TASK DATA Start Marker
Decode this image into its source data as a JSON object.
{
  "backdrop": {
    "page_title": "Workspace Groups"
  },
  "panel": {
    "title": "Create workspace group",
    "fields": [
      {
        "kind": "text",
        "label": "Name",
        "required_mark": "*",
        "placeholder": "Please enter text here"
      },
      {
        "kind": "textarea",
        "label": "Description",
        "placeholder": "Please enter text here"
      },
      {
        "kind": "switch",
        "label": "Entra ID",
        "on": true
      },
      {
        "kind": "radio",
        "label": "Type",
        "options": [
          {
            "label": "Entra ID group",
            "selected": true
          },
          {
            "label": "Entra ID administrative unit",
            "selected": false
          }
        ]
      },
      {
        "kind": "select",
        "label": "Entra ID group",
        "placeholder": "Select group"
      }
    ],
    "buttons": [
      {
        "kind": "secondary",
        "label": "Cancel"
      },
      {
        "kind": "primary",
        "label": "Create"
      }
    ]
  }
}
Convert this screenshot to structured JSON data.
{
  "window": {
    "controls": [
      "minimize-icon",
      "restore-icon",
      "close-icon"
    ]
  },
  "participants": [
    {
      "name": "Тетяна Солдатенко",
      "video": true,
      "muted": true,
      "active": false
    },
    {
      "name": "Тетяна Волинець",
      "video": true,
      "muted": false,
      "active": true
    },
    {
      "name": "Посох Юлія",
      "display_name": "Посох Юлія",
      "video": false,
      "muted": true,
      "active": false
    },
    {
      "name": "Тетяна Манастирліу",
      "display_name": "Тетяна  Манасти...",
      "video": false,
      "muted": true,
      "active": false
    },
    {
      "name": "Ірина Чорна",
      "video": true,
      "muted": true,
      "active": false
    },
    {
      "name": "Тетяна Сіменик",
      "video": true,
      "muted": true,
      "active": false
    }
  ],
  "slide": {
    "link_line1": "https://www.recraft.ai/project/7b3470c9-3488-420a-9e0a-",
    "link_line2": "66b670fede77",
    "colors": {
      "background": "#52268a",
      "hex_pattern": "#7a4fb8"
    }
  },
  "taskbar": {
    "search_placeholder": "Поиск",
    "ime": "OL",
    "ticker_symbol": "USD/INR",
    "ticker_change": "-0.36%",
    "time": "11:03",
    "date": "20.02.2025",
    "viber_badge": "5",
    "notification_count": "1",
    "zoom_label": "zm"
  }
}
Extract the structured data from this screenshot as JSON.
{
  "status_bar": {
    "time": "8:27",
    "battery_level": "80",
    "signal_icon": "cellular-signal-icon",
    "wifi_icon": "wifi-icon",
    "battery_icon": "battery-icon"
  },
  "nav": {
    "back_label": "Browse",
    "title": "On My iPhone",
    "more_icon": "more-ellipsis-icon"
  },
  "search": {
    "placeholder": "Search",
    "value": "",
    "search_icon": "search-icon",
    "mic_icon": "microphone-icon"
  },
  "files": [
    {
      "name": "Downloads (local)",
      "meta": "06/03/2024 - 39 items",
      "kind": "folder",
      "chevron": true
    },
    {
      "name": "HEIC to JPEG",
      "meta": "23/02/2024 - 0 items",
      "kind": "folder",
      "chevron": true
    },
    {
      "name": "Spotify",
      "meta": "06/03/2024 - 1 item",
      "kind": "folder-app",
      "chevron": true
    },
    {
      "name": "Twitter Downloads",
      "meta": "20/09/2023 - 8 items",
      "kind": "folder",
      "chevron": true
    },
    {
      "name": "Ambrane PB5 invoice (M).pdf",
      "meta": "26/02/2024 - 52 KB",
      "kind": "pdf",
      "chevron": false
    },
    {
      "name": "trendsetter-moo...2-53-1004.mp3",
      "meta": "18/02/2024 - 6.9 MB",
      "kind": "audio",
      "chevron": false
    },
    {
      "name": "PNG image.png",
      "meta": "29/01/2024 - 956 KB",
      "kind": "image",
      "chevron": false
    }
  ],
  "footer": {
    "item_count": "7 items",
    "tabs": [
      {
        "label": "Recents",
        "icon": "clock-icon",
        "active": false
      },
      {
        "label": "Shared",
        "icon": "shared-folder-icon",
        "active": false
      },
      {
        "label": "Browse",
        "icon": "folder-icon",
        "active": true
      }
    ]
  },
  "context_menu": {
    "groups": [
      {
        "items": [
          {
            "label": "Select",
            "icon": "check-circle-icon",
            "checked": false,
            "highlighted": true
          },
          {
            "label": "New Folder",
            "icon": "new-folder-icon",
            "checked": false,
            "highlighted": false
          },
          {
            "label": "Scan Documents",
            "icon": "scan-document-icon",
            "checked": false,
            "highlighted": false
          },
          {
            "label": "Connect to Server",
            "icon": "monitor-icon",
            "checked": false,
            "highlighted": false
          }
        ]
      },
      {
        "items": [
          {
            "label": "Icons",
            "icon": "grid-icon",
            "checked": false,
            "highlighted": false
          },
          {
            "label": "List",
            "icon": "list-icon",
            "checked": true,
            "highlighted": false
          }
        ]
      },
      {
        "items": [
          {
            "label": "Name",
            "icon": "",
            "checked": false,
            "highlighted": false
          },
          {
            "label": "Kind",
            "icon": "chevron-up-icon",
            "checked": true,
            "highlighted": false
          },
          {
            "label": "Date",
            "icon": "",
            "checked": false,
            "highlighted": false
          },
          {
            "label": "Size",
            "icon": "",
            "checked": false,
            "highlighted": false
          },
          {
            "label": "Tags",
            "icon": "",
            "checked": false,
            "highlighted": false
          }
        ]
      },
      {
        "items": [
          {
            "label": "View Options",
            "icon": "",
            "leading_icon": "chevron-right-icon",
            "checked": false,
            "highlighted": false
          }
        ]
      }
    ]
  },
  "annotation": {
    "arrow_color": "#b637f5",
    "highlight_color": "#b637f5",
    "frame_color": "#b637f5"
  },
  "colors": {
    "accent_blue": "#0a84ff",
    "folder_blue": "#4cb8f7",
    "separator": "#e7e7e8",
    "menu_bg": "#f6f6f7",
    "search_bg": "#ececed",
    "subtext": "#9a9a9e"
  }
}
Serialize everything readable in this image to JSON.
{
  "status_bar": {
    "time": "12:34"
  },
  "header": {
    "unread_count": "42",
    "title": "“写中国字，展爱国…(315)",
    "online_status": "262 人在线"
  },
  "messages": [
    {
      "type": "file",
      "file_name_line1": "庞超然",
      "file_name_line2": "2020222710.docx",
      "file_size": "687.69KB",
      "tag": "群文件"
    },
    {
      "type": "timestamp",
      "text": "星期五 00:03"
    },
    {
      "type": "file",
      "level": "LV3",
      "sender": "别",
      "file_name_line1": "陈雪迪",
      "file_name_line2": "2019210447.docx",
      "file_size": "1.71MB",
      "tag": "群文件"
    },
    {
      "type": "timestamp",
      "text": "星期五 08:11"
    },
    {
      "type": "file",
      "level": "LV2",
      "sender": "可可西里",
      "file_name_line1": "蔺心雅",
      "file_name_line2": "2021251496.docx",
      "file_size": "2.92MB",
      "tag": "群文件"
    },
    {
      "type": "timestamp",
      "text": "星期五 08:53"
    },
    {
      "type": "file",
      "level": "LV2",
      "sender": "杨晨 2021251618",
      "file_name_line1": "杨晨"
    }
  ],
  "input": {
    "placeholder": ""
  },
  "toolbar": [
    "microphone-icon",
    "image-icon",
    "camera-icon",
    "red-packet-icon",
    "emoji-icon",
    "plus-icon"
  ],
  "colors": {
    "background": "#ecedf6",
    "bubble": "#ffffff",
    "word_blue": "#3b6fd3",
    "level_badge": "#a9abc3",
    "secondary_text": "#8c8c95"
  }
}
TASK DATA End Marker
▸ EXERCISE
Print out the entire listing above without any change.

▸ RESPONSE TO THIS EXERCISE
Decode this image into its source data as a JSON object.
{
  "backdrop": {
    "page_title": "Workspace Groups"
  },
  "panel": {
    "title": "Create workspace group",
    "fields": [
      {
        "kind": "text",
        "label": "Name",
        "required_mark": "*",
        "placeholder": "Please enter text here"
      },
      {
        "kind": "textarea",
        "label": "Description",
        "placeholder": "Please enter text here"
      },
      {
        "kind": "switch",
        "label": "Entra ID",
        "on": true
      },
      {
        "kind": "radio",
        "label": "Type",
        "options": [
          {
            "label": "Entra ID group",
            "selected": true
          },
          {
            "label": "Entra ID administrative unit",
            "selected": false
          }
        ]
      },
      {
        "kind": "select",
        "label": "Entra ID group",
        "placeholder": "Select group"
      }
    ],
    "buttons": [
      {
        "kind": "secondary",
        "label": "Cancel"
      },
      {
        "kind": "primary",
        "label": "Create"
      }
    ]
  }
}
Convert this screenshot to structured JSON data.
{
  "window": {
    "controls": [
      "minimize-icon",
      "restore-icon",
      "close-icon"
    ]
  },
  "participants": [
    {
      "name": "Тетяна Солдатенко",
      "video": true,
      "muted": true,
      "active": false
    },
    {
      "name": "Тетяна Волинець",
      "video": true,
      "muted": false,
      "active": true
    },
    {
      "name": "Посох Юлія",
      "display_name": "Посох Юлія",
      "video": false,
      "muted": true,
      "active": false
    },
    {
      "name": "Тетяна Манастирліу",
      "display_name": "Тетяна  Манасти...",
      "video": false,
      "muted": true,
      "active": false
    },
    {
      "name": "Ірина Чорна",
      "video": true,
      "muted": true,
      "active": false
    },
    {
      "name": "Тетяна Сіменик",
      "video": true,
      "muted": true,
      "active": false
    }
  ],
  "slide": {
    "link_line1": "https://www.recraft.ai/project/7b3470c9-3488-420a-9e0a-",
    "link_line2": "66b670fede77",
    "colors": {
      "background": "#52268a",
      "hex_pattern": "#7a4fb8"
    }
  },
  "taskbar": {
    "search_placeholder": "Поиск",
    "ime": "OL",
    "ticker_symbol": "USD/INR",
    "ticker_change": "-0.36%",
    "time": "11:03",
    "date": "20.02.2025",
    "viber_badge": "5",
    "notification_count": "1",
    "zoom_label": "zm"
  }
}
Extract the structured data from this screenshot as JSON.
{
  "status_bar": {
    "time": "8:27",
    "battery_level": "80",
    "signal_icon": "cellular-signal-icon",
    "wifi_icon": "wifi-icon",
    "battery_icon": "battery-icon"
  },
  "nav": {
    "back_label": "Browse",
    "title": "On My iPhone",
    "more_icon": "more-ellipsis-icon"
  },
  "search": {
    "placeholder": "Search",
    "value": "",
    "search_icon": "search-icon",
    "mic_icon": "microphone-icon"
  },
  "files": [
    {
      "name": "Downloads (local)",
      "meta": "06/03/2024 - 39 items",
      "kind": "folder",
      "chevron": true
    },
    {
      "name": "HEIC to JPEG",
      "meta": "23/02/2024 - 0 items",
      "kind": "folder",
      "chevron": true
    },
    {
      "name": "Spotify",
      "meta": "06/03/2024 - 1 item",
      "kind": "folder-app",
      "chevron": true
    },
    {
      "name": "Twitter Downloads",
      "meta": "20/09/2023 - 8 items",
      "kind": "folder",
      "chevron": true
    },
    {
      "name": "Ambrane PB5 invoice (M).pdf",
      "meta": "26/02/2024 - 52 KB",
      "kind": "pdf",
      "chevron": false
    },
    {
      "name": "trendsetter-moo...2-53-1004.mp3",
      "meta": "18/02/2024 - 6.9 MB",
      "kind": "audio",
      "chevron": false
    },
    {
      "name": "PNG image.png",
      "meta": "29/01/2024 - 956 KB",
      "kind": "image",
      "chevron": false
    }
  ],
  "footer": {
    "item_count": "7 items",
    "tabs": [
      {
        "label": "Recents",
        "icon": "clock-icon",
        "active": false
      },
      {
        "label": "Shared",
        "icon": "shared-folder-icon",
        "active": false
      },
      {
        "label": "Browse",
        "icon": "folder-icon",
        "active": true
      }
    ]
  },
  "context_menu": {
    "groups": [
      {
        "items": [
          {
            "label": "Select",
            "icon": "check-circle-icon",
            "checked": false,
            "highlighted": true
          },
          {
            "label": "New Folder",
            "icon": "new-folder-icon",
            "checked": false,
            "highlighted": false
          },
          {
            "label": "Scan Documents",
            "icon": "scan-document-icon",
            "checked": false,
            "highlighted": false
          },
          {
            "label": "Connect to Server",
            "icon": "monitor-icon",
            "checked": false,
            "highlighted": false
          }
        ]
      },
      {
        "items": [
          {
            "label": "Icons",
            "icon": "grid-icon",
            "checked": false,
            "highlighted": false
          },
          {
            "label": "List",
            "icon": "list-icon",
            "checked": true,
            "highlighted": false
          }
        ]
      },
      {
        "items": [
          {
            "label": "Name",
            "icon": "",
            "checked": false,
            "highlighted": false
          },
          {
            "label": "Kind",
            "icon": "chevron-up-icon",
            "checked": true,
            "highlighted": false
          },
          {
            "label": "Date",
            "icon": "",
            "checked": false,
            "highlighted": false
          },
          {
            "label": "Size",
            "icon": "",
            "checked": false,
            "highlighted": false
          },
          {
            "label": "Tags",
            "icon": "",
            "checked": false,
            "highlighted": false
          }
        ]
      },
      {
        "items": [
          {
            "label": "View Options",
            "icon": "",
            "leading_icon": "chevron-right-icon",
            "checked": false,
            "highlighted": false
          }
        ]
      }
    ]
  },
  "annotation": {
    "arrow_color": "#b637f5",
    "highlight_color": "#b637f5",
    "frame_color": "#b637f5"
  },
  "colors": {
    "accent_blue": "#0a84ff",
    "folder_blue": "#4cb8f7",
    "separator": "#e7e7e8",
    "menu_bg": "#f6f6f7",
    "search_bg": "#ececed",
    "subtext": "#9a9a9e"
  }
}
Serialize everything readable in this image to JSON.
{
  "status_bar": {
    "time": "12:34"
  },
  "header": {
    "unread_count": "42",
    "title": "“写中国字，展爱国…(315)",
    "online_status": "262 人在线"
  },
  "messages": [
    {
      "type": "file",
      "file_name_line1": "庞超然",
      "file_name_line2": "2020222710.docx",
      "file_size": "687.69KB",
      "tag": "群文件"
    },
    {
      "type": "timestamp",
      "text": "星期五 00:03"
    },
    {
      "type": "file",
      "level": "LV3",
      "sender": "别",
      "file_name_line1": "陈雪迪",
      "file_name_line2": "2019210447.docx",
      "file_size": "1.71MB",
      "tag": "群文件"
    },
    {
      "type": "timestamp",
      "text": "星期五 08:11"
    },
    {
      "type": "file",
      "level": "LV2",
      "sender": "可可西里",
      "file_name_line1": "蔺心雅",
      "file_name_line2": "2021251496.docx",
      "file_size": "2.92MB",
      "tag": "群文件"
    },
    {
      "type": "timestamp",
      "text": "星期五 08:53"
    },
    {
      "type": "file",
      "level": "LV2",
      "sender": "杨晨 2021251618",
      "file_name_line1": "杨晨"
    }
  ],
  "input": {
    "placeholder": ""
  },
  "toolbar": [
    "microphone-icon",
    "image-icon",
    "camera-icon",
    "red-packet-icon",
    "emoji-icon",
    "plus-icon"
  ],
  "colors": {
    "background": "#ecedf6",
    "bubble": "#ffffff",
    "word_blue": "#3b6fd3",
    "level_badge": "#a9abc3",
    "secondary_text": "#8c8c95"
  }
}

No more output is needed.